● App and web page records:
---+---

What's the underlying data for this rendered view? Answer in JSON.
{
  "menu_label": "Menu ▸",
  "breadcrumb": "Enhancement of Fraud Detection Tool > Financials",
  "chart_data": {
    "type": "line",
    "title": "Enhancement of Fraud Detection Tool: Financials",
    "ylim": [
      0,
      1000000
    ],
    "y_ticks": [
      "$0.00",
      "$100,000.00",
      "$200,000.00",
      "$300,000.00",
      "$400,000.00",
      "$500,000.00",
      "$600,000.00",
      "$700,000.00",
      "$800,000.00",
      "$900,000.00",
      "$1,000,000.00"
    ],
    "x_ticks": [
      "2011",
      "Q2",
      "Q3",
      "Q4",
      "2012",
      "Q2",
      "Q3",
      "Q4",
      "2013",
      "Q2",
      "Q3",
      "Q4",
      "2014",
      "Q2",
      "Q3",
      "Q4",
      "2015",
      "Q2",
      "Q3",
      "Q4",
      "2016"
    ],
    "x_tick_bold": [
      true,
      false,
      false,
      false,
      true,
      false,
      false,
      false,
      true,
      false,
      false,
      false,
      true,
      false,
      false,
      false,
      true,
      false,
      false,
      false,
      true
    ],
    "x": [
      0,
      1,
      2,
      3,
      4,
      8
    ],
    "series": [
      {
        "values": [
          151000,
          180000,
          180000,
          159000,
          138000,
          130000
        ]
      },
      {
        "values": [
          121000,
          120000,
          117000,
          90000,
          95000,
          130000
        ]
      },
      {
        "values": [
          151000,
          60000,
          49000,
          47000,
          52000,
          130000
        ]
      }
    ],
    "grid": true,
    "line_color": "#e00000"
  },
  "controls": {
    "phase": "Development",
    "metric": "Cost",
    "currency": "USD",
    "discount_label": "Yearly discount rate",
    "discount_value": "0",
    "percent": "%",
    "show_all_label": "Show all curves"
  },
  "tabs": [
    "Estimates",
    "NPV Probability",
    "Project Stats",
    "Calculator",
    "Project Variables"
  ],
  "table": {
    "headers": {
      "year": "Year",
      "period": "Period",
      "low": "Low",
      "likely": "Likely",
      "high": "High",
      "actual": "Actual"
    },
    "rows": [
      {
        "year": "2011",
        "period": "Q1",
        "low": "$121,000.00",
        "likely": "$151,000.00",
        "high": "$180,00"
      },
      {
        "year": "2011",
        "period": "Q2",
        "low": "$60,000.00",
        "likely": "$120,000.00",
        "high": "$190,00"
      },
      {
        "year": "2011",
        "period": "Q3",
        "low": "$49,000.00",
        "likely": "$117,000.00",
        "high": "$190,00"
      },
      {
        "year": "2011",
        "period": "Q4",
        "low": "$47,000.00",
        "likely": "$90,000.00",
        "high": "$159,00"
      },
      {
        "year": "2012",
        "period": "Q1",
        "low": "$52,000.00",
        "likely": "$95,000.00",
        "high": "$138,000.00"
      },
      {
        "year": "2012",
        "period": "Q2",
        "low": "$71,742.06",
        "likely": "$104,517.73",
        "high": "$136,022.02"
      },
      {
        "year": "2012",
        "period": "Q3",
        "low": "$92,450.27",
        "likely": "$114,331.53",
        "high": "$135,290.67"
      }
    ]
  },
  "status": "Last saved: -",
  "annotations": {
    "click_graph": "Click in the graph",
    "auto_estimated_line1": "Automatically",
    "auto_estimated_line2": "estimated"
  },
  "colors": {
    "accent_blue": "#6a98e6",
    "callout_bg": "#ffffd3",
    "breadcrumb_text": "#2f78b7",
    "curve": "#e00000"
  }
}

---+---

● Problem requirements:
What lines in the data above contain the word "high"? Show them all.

● Answer for this exercise:
      "high": "High",
        "high": "$180,00"
        "high": "$190,00"
        "high": "$190,00"
        "high": "$159,00"
        "high": "$138,000.00"
        "high": "$136,022.02"
        "high": "$135,290.67"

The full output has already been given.